More recently though, Israel has seen its once solid and strong alliance with Turkey waiver. This became evident in 2008-2009 when an Israeli offensive into the Gaza Strip drew criticism from Turkey. Then the situation exacerbated when nine Turkish nationals were killed in a confrontation with the Israeli military in an attempt to breach Israel's maritime blockade on the Strip in 2010.
Today, the peace process between Israel and the Palestinians has reached a stalemate, one that shows no signs of breaking amidst a divided Palestinian leadership. There are new indications that Israel is changing its focus in order to cope with this new status quo. The old but new strategy for Israel is to solidify bonds with non-Muslim and non-Arab countries, based on their common struggle against Islamic extremism and potential for shared economic benefits. Israel's interests will thus be served by committing to alliances that can substitute for the weakening strategic alliance once held with Turkey.

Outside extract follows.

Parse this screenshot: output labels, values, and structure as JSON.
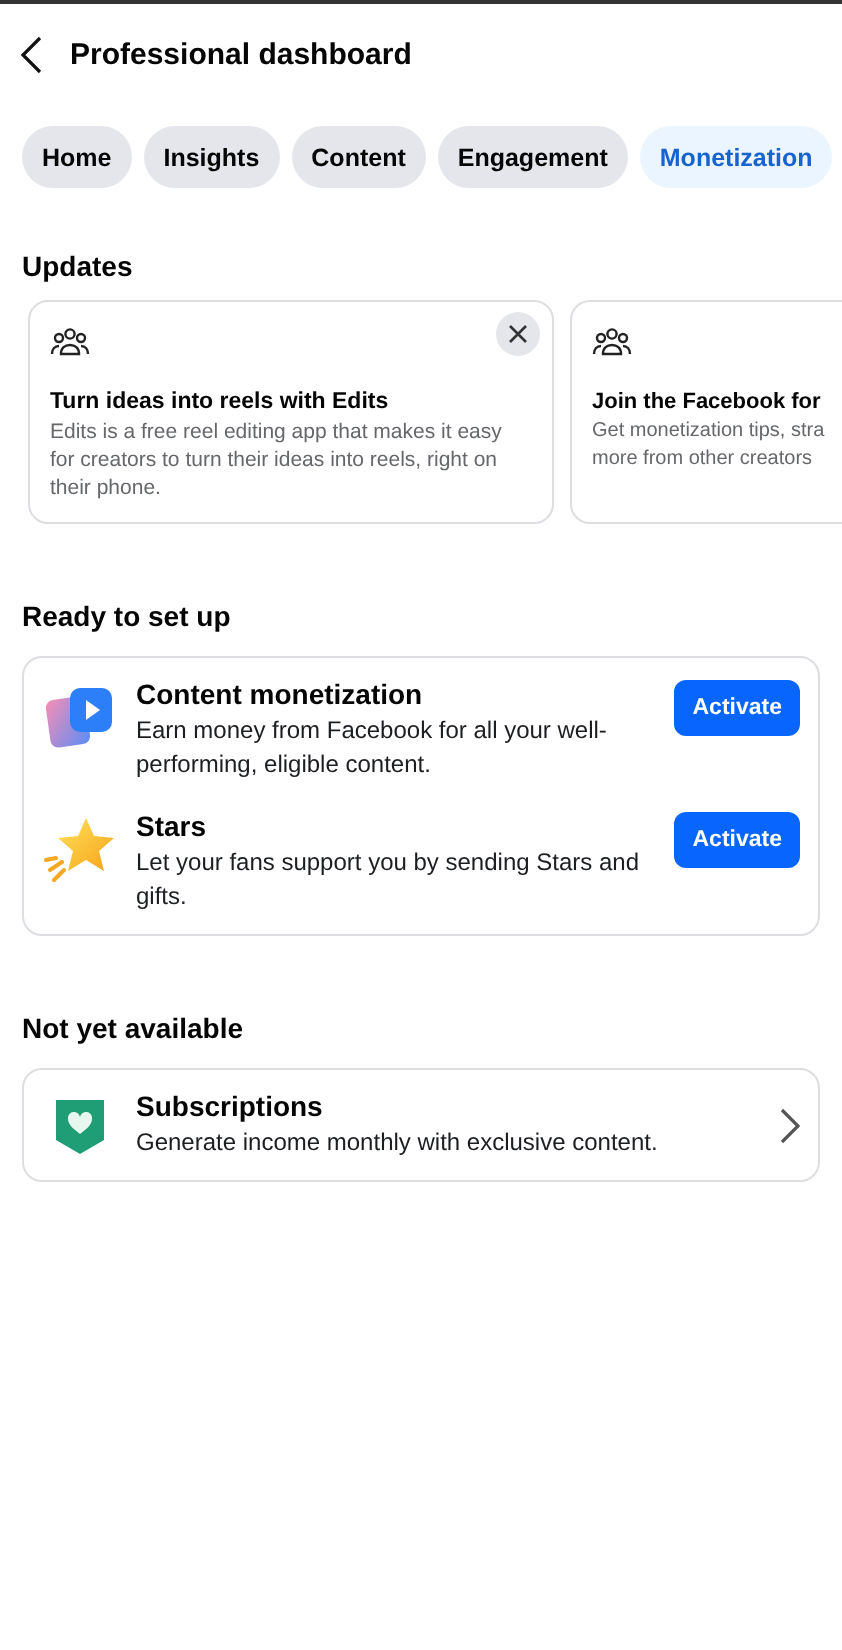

As a result, Israel has set its sights on Balkan states. Since 2010, Israel and Greece have experienced rapprochement in the wake of declining Israeli-Turkish ties and Greece's economic doldrums. Most recently, Israel and Cyprus have capitalized on their blooming relations with enhanced economic and security cooperation following the recently discovered natural gas reserves in the eastern Mediterranean. Meanwhile, Israel continues to maintain productive ties with Romania and other Balkan countries, as seen in recent joint military aerial drills.
Israel is expanding further still by forging relationships inside of Africa. Since 2011, Israeli Prime Minister Binyamin Netanyahu and other high-ranking Israeli officials have met with their counterparts from predominately Christian African nations, including Angola, Burundi, Kenya, Nigeria, South Sudan, and Uganda, amongst others. While these African nations can benefit greatly from Israeli knowledge in the fields of security, infrastructure development, agriculture, and water utilization, Israel is also likely attempting to hinder Iran's recent economic interest in Africa by establishing a presence and strong diplomatic ties.
As tensions have soared between Israel and Iran in the last few months, another stage of Israel's strategy has surfaced – strengthening ties with Georgia and Azerbaijan. According to several reports, Israel is operating military and intelligence gathering stations in both countries, which are in close vicinity to Iran. Such stations may  assist in alleged clandestine operations aimed at delaying the development of the Islamic Republic’s nuclear program.
Israel will also likely continue with its efforts to enhance ties with the world's most populated democracy, India. Earlier this year, India's Foreign Minister S M Krishna arrived in Israel for the first time in a decade, in order to boost bilateral affairs. The countries already enjoy strong relations, and India's rapidly growing economy and ongoing conflict with Pakistani Islamic militant organizations creates a natural environment for a security alliance to emerge.
On February 13, one month after the historic visit, an attack on an Israeli diplomat took place in India's capital, New Delhi. Although all signs point to Iran's involvement, Indian authorities did not reveal their findings until March 16. Israel's silence during this time should be viewed as proof that the Jewish State is willing to make sacrifices to secure India's friendship. It is yet another healthy indication of the newfound importance Israel is placing on the peripheral strategy amid the uncertainty of its immediate surroundings.
The writer is an intelligence analyst at Max-Security Solutions, specializing in Israeli foreign affairs.